The physical world of Tom Sawyer has little in common with the world of my childhood or the world I live in today, but the desires, dreams, aspirations, fears, and fantasies of little boys are probably fundamentally the same. The genius of this book is to capture that so brilliantly that it remains relevant even today. If you have not read this book before or haven't read it since childhood, give it another try. You will not regret it; it may even take you back to your younger days.
The Death of Ivan Ilych (*****)
This short novel once again reminded me why I love Russian literature. It does not have the wide canvas of many of my favorite Russian novels. It neither covers a large number of characters nor a broad span of time. Instead, it is about one individual's death as he struggles against his decline and battles unbearable pain. This death does not surprise us, the readers, as it is foretold in the very first chapter. However, Ivan himself does not know it. It gradually dawn on him, and he struggles and starts questioning why and what is the meaning of it all.
That is where Tolstoy reaches his readers. Our own mortality is the most surprising realization that happens to us, if it happens at all. Yet, we should know it all along. All this is because mortality goes against our need to believe that lives are meaningful. It makes us ask the same questions about our lives. It prepares us for our own mortality and purpose.
All the Lovers in the Night (****)

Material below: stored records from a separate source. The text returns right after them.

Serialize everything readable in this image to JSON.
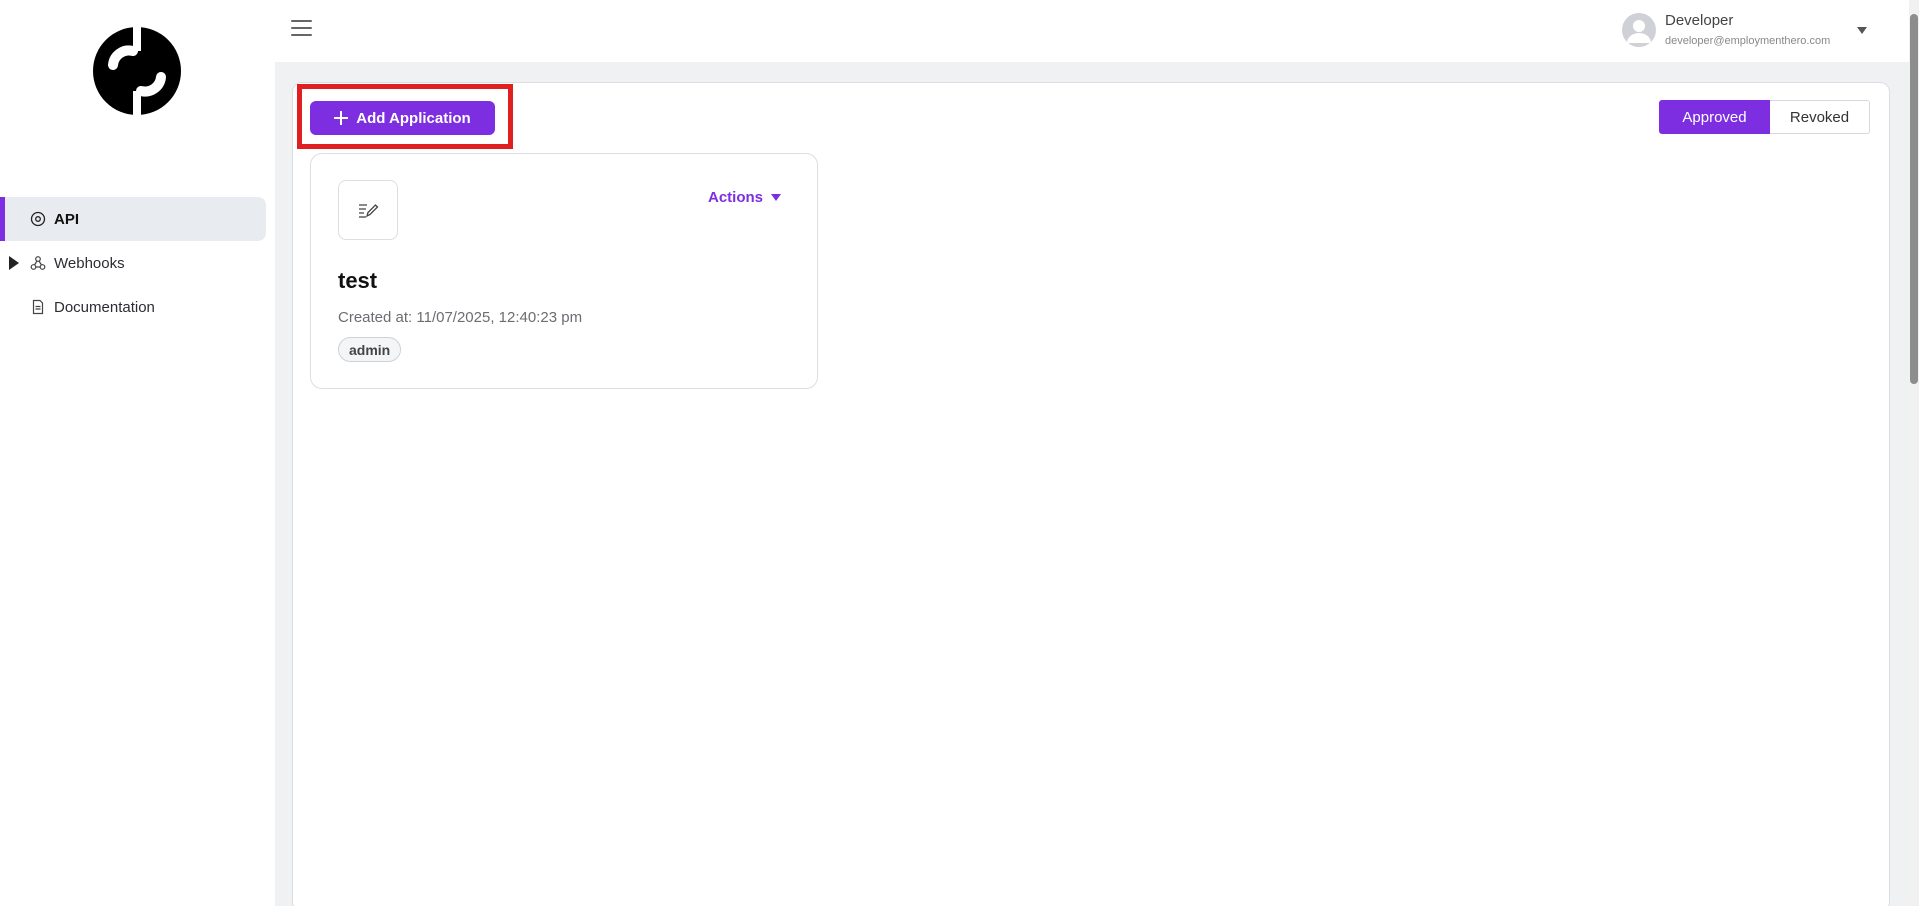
{
  "sidebar": {
    "logo_icon": "employment-hero-logo-icon",
    "items": [
      {
        "label": "API",
        "icon": "api-icon",
        "active": true
      },
      {
        "label": "Webhooks",
        "icon": "webhooks-icon",
        "expandable": true
      },
      {
        "label": "Documentation",
        "icon": "document-icon"
      }
    ]
  },
  "topbar": {
    "menu_icon": "hamburger-menu-icon",
    "user": {
      "name": "Developer",
      "email": "developer@employmenthero.com",
      "avatar_icon": "user-avatar-icon",
      "caret_icon": "chevron-down-icon"
    }
  },
  "toolbar": {
    "add_label": "Add Application",
    "filters": [
      "Approved",
      "Revoked"
    ],
    "active_filter": "Approved"
  },
  "applications": [
    {
      "name": "test",
      "created": "Created at: 11/07/2025, 12:40:23 pm",
      "tag": "admin",
      "actions_label": "Actions",
      "icon": "edit-note-icon"
    }
  ],
  "colors": {
    "accent": "#7c2ee0",
    "highlight": "#e02020",
    "background": "#f0f1f3"
  }
}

This is the second book by Mieko Kawakami that I read, and each time I was surprised and delighted by the tone of these novels. Not much happens in her novels, and that is what attracts me most. In this book, she once again picks a protagonist with no distinguishing characteristics other than her ordinariness. She is a person you would normally overlook in a crowd as she blends in with the fuzzy background of any cityscape. Yet, she slowly exposes an inner life that is at once bland and remarkable. The readers are allowed to gradually take a peek into her monotonous life and slowly get interested in it. I cannot think of too many books that is simultaneously uneventful and unputdownable.